Challenge uphelpful thinking and perverse beliefs
I was listening to music by Bob Marley when the words from his song, ‘One Love’, jumped out at me.
‘Is there a place for the hopeless sinner, who has hurt all mankind, just to save his own beliefs?’
There is certainly some relevance in those words today for people who justify their acts of terrorism through a perverted belief system.
While acts of terrorism are very much in people’s minds, similar perverted belief systems, that justify unhelpful and awful behaviour, are commonplace in society. Examples that come to mind include:
- Violent men who believe their partner deserves such treatment
- Children who want to ‘get revenge’ or ‘get even’
- Adults who want to teach their ex-partner a lesson
- People who don’t think, who just react
While the above examples do not equate with terrorism, certainly the consequence of such thinking is misery for people on the receiving end.

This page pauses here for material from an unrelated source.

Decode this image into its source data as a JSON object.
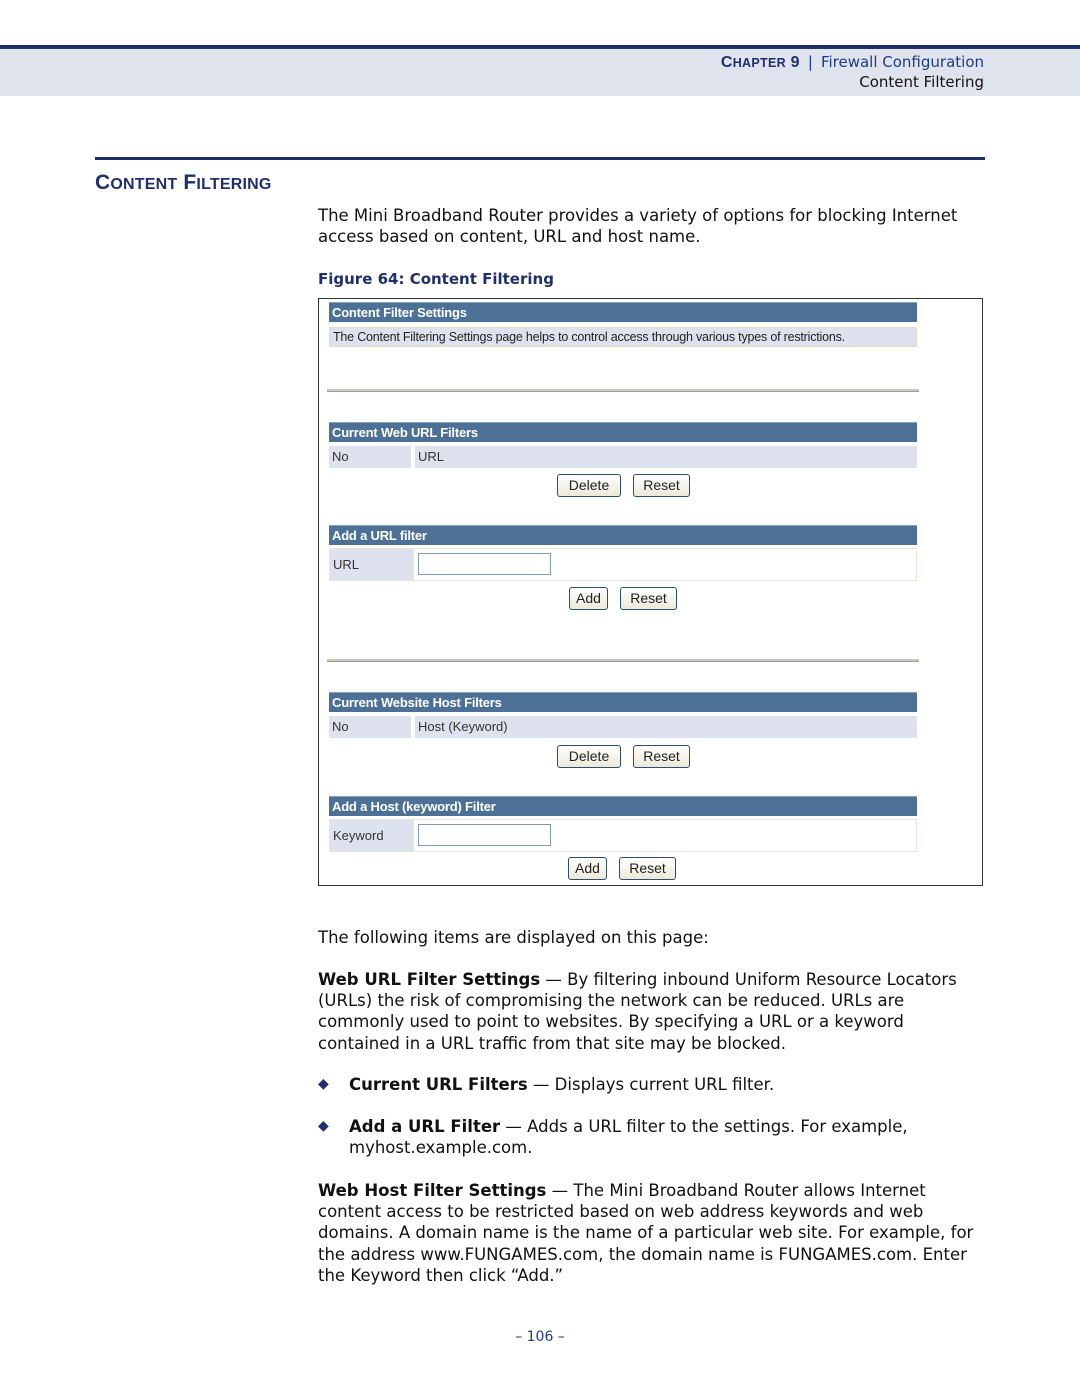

Then there are other less-extreme, but more common, types of unhelpful thinking that also work against our relationships and well-being.
- There is only one way to see the situation, my way
- I must always get my way
- The problem is always with other people
- There is nothing I can do to help my situation
- I must worry to feel more in control
Certainly, the belief systems of those who resort to extreme acts needs to be challenged. Suitable people need to try to help those individuals find more balanced ways of thinking and acting, if that is possible.
For the rest of us, we also need to find ways of challenging our own unhelpful thoughts, which we all have, at different times. The place to start is to accept that none of us is perfect. We have to see the need for change.
Psychiatrist, William Glasser, says that to live happy lives, we need to make better choices for our thinking and behaviour. He suggests that we regularly ask ourselves three questions:
- Is what I am thinking and doing effective in meeting my needs?
- Is it considerate of the needs of others?
- And is it taking me in a good direction?
Even when we see the need for change, changing problem thinking can be quite difficult. There are, of course, counsellors and psychologists who can help.
There are also Apps you can download to your smartphone that can suggest alternatives to thinking that promotes depression, stress and conflict. One that I can recommend is MindShift.
Ultimately, it is up to us to put in effort, over time, to free ourselves from unhelpful ways of thinking.
Here, I am reminded of another Bob Marley quote, ‘Emancipate yourselves from mental slavery. None, but ourselves, can free our minds!’